IV. To glorify God, other acts besides acts of adoration are required. It needs to be pursued in a conscientious practice of all commanded duties, and by abounding in good works.
“ Herein is my Father glorified, that ye bring forth much fruit.” And the same divine Teacher tells us, that men, struck with the shining light of good works and holy example, will be led to glorify our Father who is in heaven; a thing to which no child of God will be indifferent.

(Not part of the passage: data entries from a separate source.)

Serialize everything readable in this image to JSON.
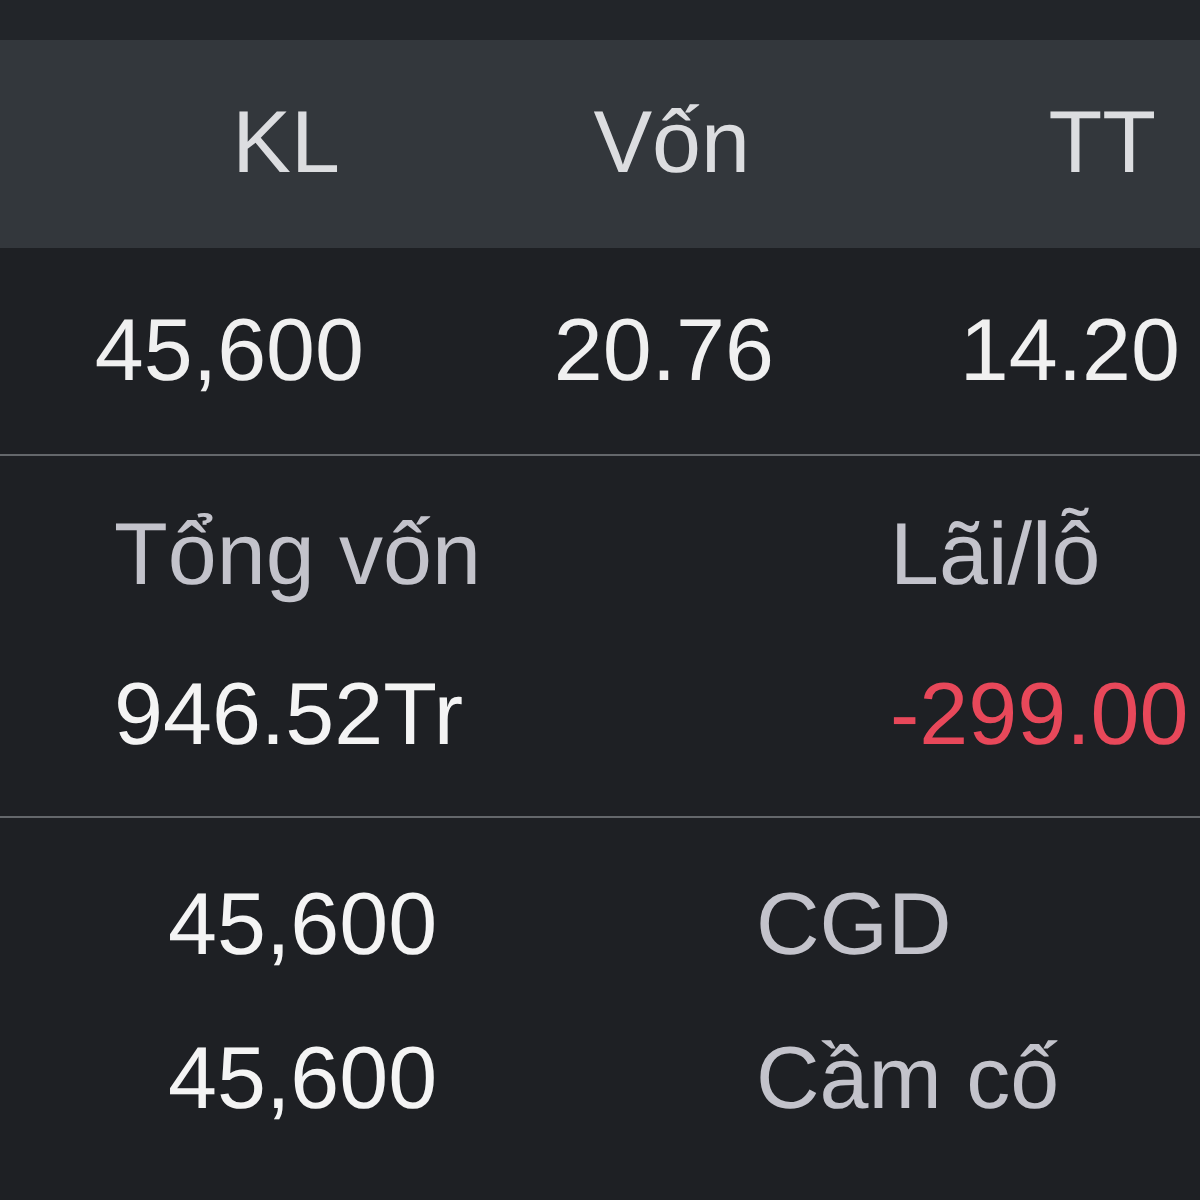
{
  "table": {
    "columns": [
      "KL",
      "Vốn",
      "TT"
    ],
    "rows": [
      [
        "45,600",
        "20.76",
        "14.20"
      ]
    ]
  },
  "summary": [
    {
      "label": "Tổng vốn",
      "value": "946.52Tr",
      "kind": "plain"
    },
    {
      "label": "Lãi/lỗ",
      "value": "-299.00",
      "kind": "loss"
    }
  ],
  "holdings": [
    {
      "amount": "45,600",
      "label": "CGD"
    },
    {
      "amount": "45,600",
      "label": "Cầm cố"
    }
  ]
}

And it is evident, that God, the moral governor of the universe, is more glorified when his authority is respected, and his laws obeyed from the heart, than when his creatures forget their obligations, and set his governing power at nought. He who reverences the divine authority, and fears to offend, glorifies God infinitely more than the rash and presumptuous violator of laws' ordained that men should walk in them. He who has respect to all God's command, ments—who esteems all his precepts, concerning all things, to be right—who delights in the law of God, after the inner man, and is grieved and humbled that he comes so far short of the obedience it requires, and seeks strength to walk uprightly; glorifies the King Immortal, incomparably more than the wicked and slothful servant who entertains hard thoughts of God for his requirements, hides his talents, and does nothing for God-does nothing willingly, but disobeys.
And as a fair and blameless practice of good works is comely before men, and glo. rifies God; so a contrary conduct dishonours him exceedingly. For when professors of religion fall into open sin, it emboldens the enemies of the divine government to re